2– Although there is a slightly cheaper option available, I’m happy to pay slightly more for Vanguard’s reputation of driving costs lower and putting investors first. Most index fund providers are profit-motivated, whereas the parent company Vanguard US is essentially a not-for-profit company (by that I mean all profits are returned back to investors in the form of lower costs).
So although Vanguard Australia isn’t the same as this, the fees are still flowing back to the ‘not-for-profit’ Vanguard US. Besides, I fully expect Vanguard and other broad index funds to end up at basically zero fees sometime in the next decade or so anyway (already happening in the US).
3– Vanguard have a proven track record of indexing over many decades – longer than other index fund providers.
4– VAS is a very large and established index fund, with the highest liquidity, meaning no issues buying or selling. See an index ETF comparison here.
5– VAS has also started doing securities lending (which is letting traders borrow stock to sell – a very common practice that many index managers in the US do as well). This helps the fund earn a little bit of extra income and could result in slightly higher returns (or lower net costs) going forward.
These are the reasons I chose VAS. But to be clear, there is nothing wrong with the other low-cost index options in Australia!
Well, it’s a fair question. I like both investments. And for now, I feel comfortable investing in each. They both have attributes I like.
The old LICs are much more likely to provide a dependable, steadily growing income stream over time, and they are managed with a focus on fundamentals (earnings and dividends). The human element can be a positive in ensuring the portfolio will always be full of dividend-paying companies and avoiding some of the speculative nature of sharemarkets, by avoiding hyped-up shares with no earnings.
LICs can also trade at premiums and discounts, and given these vehicles are mostly owned by retail investors (not professionals), it can offer some attractive buying opportunities. I don’t believe share prices of LICs are as ‘efficient’ as some assume.
Having said that, the index is statistically likely to provide a higher long term return. The no-human element can be a positive in ensuring there are no poor investment decisions made and owning the whole market means being guaranteed to hold the long-term winners.
The index would also fare marginally better for low bracket taxpayers, should franking credit refunds be altered with, as I spoke about here. Also, it always trades at NTA so there is no chance of overpaying. Lastly, it’s very simple to understand and can be confidently held forever.
In short, investing for a reliable and growing dividend income stream is very important to us. But after learning more, these days I have a greater respect for index funds. So by owning both, I capture the ‘skew’ factor and have more chance to buy shares at attractive prices, like my example of late last year.
Index funds and LICs are not opposites, and they’re not enemies. One will track the market and own everything. The other owns a portfolio to provide a growing income to shareholders and probably hopes to do a bit better than the market over time.

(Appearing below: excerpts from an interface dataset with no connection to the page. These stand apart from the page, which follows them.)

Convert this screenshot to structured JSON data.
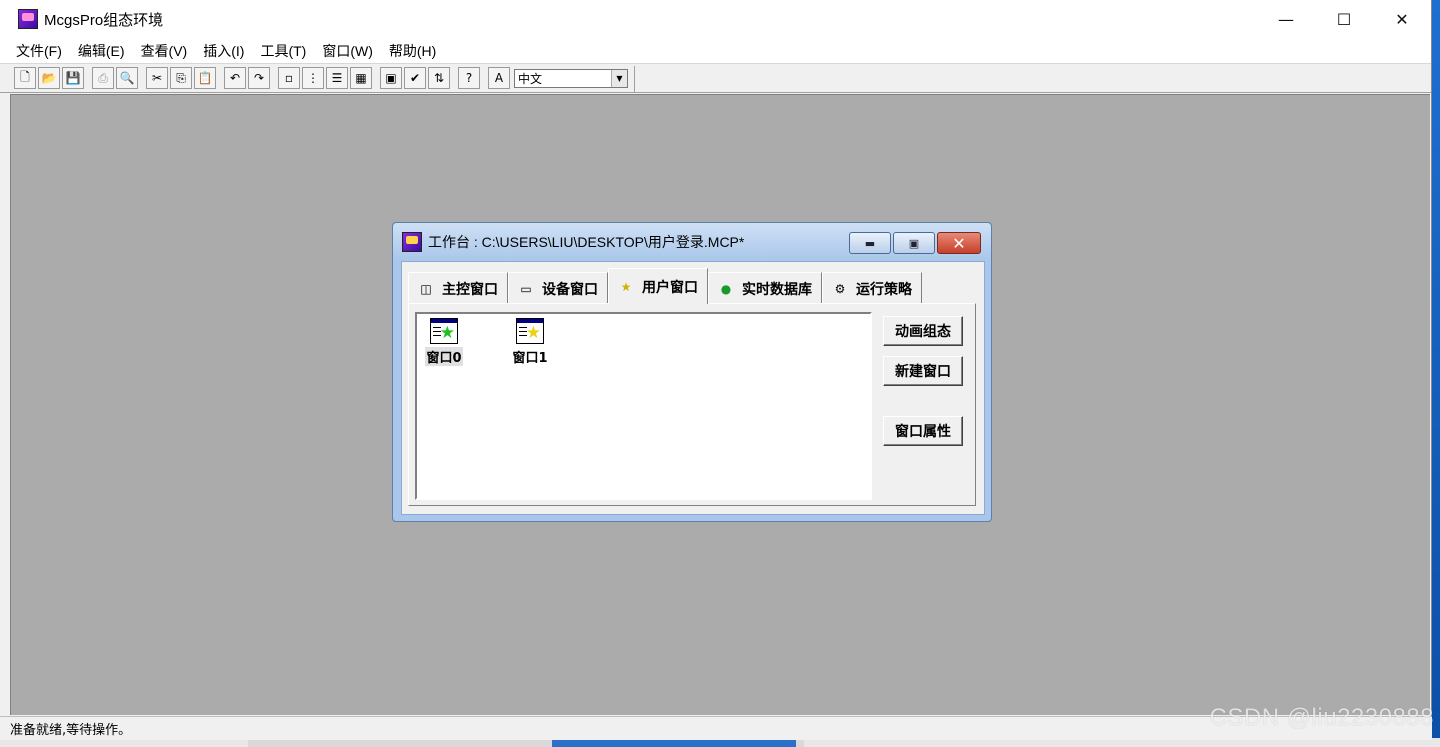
{
  "app": {
    "title": "McgsPro组态环境",
    "window_controls": {
      "minimize": "—",
      "maximize": "☐",
      "close": "✕"
    }
  },
  "menu": [
    "文件(F)",
    "编辑(E)",
    "查看(V)",
    "插入(I)",
    "工具(T)",
    "窗口(W)",
    "帮助(H)"
  ],
  "toolbar": {
    "buttons": [
      {
        "icon": "new-file-icon",
        "glyph": "🗋"
      },
      {
        "icon": "open-folder-icon",
        "glyph": "📂"
      },
      {
        "icon": "save-icon",
        "glyph": "💾"
      },
      {
        "icon": "print-icon",
        "glyph": "⎙"
      },
      {
        "icon": "print-preview-icon",
        "glyph": "🔍"
      },
      {
        "icon": "cut-icon",
        "glyph": "✂"
      },
      {
        "icon": "copy-icon",
        "glyph": "⎘"
      },
      {
        "icon": "paste-icon",
        "glyph": "📋"
      },
      {
        "icon": "undo-icon",
        "glyph": "↶"
      },
      {
        "icon": "redo-icon",
        "glyph": "↷"
      },
      {
        "icon": "large-icons-view-icon",
        "glyph": "▫"
      },
      {
        "icon": "small-icons-view-icon",
        "glyph": "⋮"
      },
      {
        "icon": "list-view-icon",
        "glyph": "☰"
      },
      {
        "icon": "details-view-icon",
        "glyph": "▦"
      },
      {
        "icon": "properties-icon",
        "glyph": "▣"
      },
      {
        "icon": "check-icon",
        "glyph": "✔"
      },
      {
        "icon": "sort-icon",
        "glyph": "⇅"
      },
      {
        "icon": "help-icon",
        "glyph": "?"
      },
      {
        "icon": "language-icon",
        "glyph": "A"
      }
    ],
    "language_value": "中文"
  },
  "workbench": {
    "title": "工作台 : C:\\USERS\\LIU\\DESKTOP\\用户登录.MCP*",
    "tabs": [
      {
        "label": "主控窗口",
        "icon": "main-window-icon",
        "glyph": "◫"
      },
      {
        "label": "设备窗口",
        "icon": "device-window-icon",
        "glyph": "▭"
      },
      {
        "label": "用户窗口",
        "icon": "user-window-icon",
        "glyph": "★"
      },
      {
        "label": "实时数据库",
        "icon": "database-icon",
        "glyph": "●"
      },
      {
        "label": "运行策略",
        "icon": "strategy-icon",
        "glyph": "⚙"
      }
    ],
    "active_tab": "用户窗口",
    "windows": [
      {
        "label": "窗口0",
        "star_color": "#22c022"
      },
      {
        "label": "窗口1",
        "star_color": "#f2e12a"
      }
    ],
    "actions": {
      "animation": "动画组态",
      "new_window": "新建窗口",
      "window_props": "窗口属性"
    }
  },
  "status": "准备就绪,等待操作。",
  "watermark": "CSDN @liu2230888"
}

But they’re both a low-cost, low turnover, tax efficient way of investing in a diversified portfolio of Australian shares for the long term. They both meet my personal needs and are what I’m happy investing in currently.
Remember, there is no perfect way to invest. You have to invest in a way that feels right for you! Speaking of which…
Do you own index funds? How do they fit in your portfolio? Share your thoughts in the comments.
By the way, I created an easy-to-use Dividend Tracker, which I use to keep a running estimate of our annual passive income after every purchase. Click here to get it for yourself.